__YOUR OBJECTIVE__.
Set down the records below in full, exactly as they read.

--- START ---

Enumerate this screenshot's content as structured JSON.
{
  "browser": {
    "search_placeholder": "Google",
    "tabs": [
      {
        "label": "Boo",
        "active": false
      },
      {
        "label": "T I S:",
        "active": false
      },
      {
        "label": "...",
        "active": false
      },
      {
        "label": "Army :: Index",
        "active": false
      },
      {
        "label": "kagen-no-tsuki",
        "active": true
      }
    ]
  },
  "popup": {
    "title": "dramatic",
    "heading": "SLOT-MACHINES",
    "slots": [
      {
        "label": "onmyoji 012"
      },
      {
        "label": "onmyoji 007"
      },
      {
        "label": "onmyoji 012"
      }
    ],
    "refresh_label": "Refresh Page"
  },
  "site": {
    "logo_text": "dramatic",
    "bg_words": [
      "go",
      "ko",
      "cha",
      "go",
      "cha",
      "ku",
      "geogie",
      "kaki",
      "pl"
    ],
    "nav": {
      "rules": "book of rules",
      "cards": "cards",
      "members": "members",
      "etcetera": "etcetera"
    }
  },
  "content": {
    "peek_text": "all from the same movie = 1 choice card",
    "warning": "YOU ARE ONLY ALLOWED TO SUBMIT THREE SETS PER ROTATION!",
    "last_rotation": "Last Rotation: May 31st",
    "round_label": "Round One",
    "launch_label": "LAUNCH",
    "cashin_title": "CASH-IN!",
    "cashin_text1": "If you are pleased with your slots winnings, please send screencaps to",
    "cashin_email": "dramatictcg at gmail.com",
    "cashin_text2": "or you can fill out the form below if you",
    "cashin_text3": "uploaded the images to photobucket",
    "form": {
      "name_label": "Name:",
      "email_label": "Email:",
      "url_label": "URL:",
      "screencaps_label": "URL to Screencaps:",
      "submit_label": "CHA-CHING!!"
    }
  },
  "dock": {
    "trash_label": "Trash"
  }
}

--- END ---

__FINISHED EXERCISE__.
Enumerate this screenshot's content as structured JSON.
{
  "browser": {
    "search_placeholder": "Google",
    "tabs": [
      {
        "label": "Boo",
        "active": false
      },
      {
        "label": "T I S:",
        "active": false
      },
      {
        "label": "...",
        "active": false
      },
      {
        "label": "Army :: Index",
        "active": false
      },
      {
        "label": "kagen-no-tsuki",
        "active": true
      }
    ]
  },
  "popup": {
    "title": "dramatic",
    "heading": "SLOT-MACHINES",
    "slots": [
      {
        "label": "onmyoji 012"
      },
      {
        "label": "onmyoji 007"
      },
      {
        "label": "onmyoji 012"
      }
    ],
    "refresh_label": "Refresh Page"
  },
  "site": {
    "logo_text": "dramatic",
    "bg_words": [
      "go",
      "ko",
      "cha",
      "go",
      "cha",
      "ku",
      "geogie",
      "kaki",
      "pl"
    ],
    "nav": {
      "rules": "book of rules",
      "cards": "cards",
      "members": "members",
      "etcetera": "etcetera"
    }
  },
  "content": {
    "peek_text": "all from the same movie = 1 choice card",
    "warning": "YOU ARE ONLY ALLOWED TO SUBMIT THREE SETS PER ROTATION!",
    "last_rotation": "Last Rotation: May 31st",
    "round_label": "Round One",
    "launch_label": "LAUNCH",
    "cashin_title": "CASH-IN!",
    "cashin_text1": "If you are pleased with your slots winnings, please send screencaps to",
    "cashin_email": "dramatictcg at gmail.com",
    "cashin_text2": "or you can fill out the form below if you",
    "cashin_text3": "uploaded the images to photobucket",
    "form": {
      "name_label": "Name:",
      "email_label": "Email:",
      "url_label": "URL:",
      "screencaps_label": "URL to Screencaps:",
      "submit_label": "CHA-CHING!!"
    }
  },
  "dock": {
    "trash_label": "Trash"
  }
}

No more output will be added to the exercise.